- _EXERCISE INSTRUCTIONS_: Within the data below, copy each line where the string "Node" is found.

- _EXTRACTED MATERIAL_:
━━━━

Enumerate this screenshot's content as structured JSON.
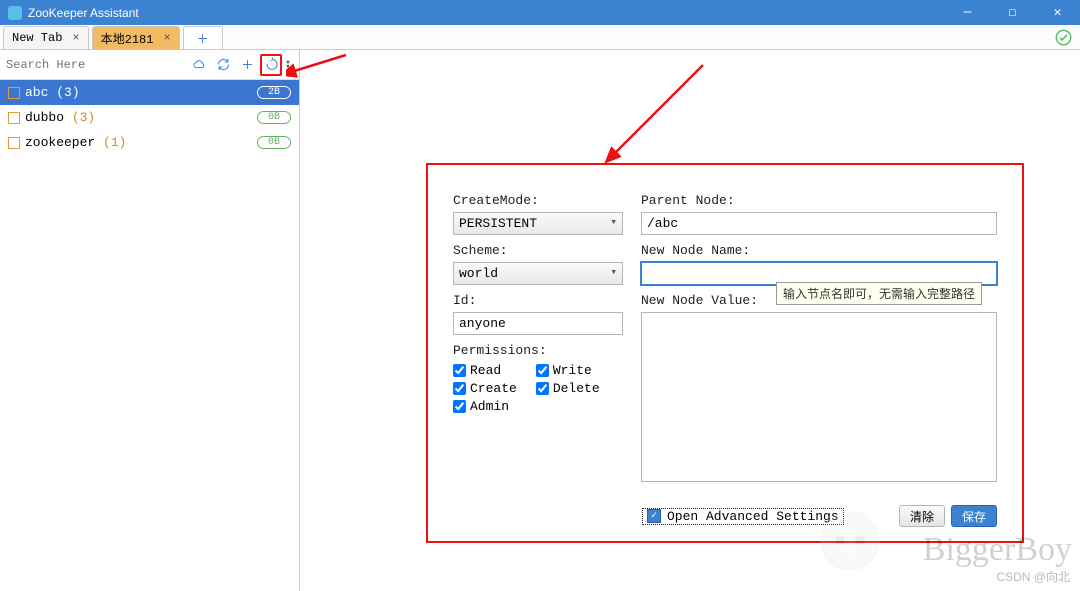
{
  "window": {
    "title": "ZooKeeper Assistant"
  },
  "tabs": {
    "tab0": "New Tab",
    "tab1": "本地2181"
  },
  "toolbox": {
    "search_placeholder": "Search Here"
  },
  "tree": {
    "items": [
      {
        "name": "abc",
        "count_display": "(3)",
        "badge": "2B"
      },
      {
        "name": "dubbo",
        "count_display": "(3)",
        "badge": "0B"
      },
      {
        "name": "zookeeper",
        "count_display": "(1)",
        "badge": "0B"
      }
    ]
  },
  "form": {
    "create_mode_label": "CreateMode:",
    "create_mode_value": "PERSISTENT",
    "scheme_label": "Scheme:",
    "scheme_value": "world",
    "id_label": "Id:",
    "id_value": "anyone",
    "permissions_label": "Permissions:",
    "perm_read": "Read",
    "perm_write": "Write",
    "perm_create": "Create",
    "perm_delete": "Delete",
    "perm_admin": "Admin",
    "parent_label": "Parent Node:",
    "parent_value": "/abc",
    "new_name_label": "New Node Name:",
    "new_name_value": "",
    "new_value_label": "New Node Value:",
    "new_value_value": "",
    "advanced_label": "Open Advanced Settings",
    "btn_clear": "清除",
    "btn_save": "保存",
    "tooltip": "输入节点名即可，无需输入完整路径"
  },
  "watermark": {
    "brand": "BiggerBoy",
    "csdn": "CSDN @向北"
  }
}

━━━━

- _SOLUTION_:
    "parent_label": "Parent Node:",
    "new_name_label": "New Node Name:",
    "new_value_label": "New Node Value:",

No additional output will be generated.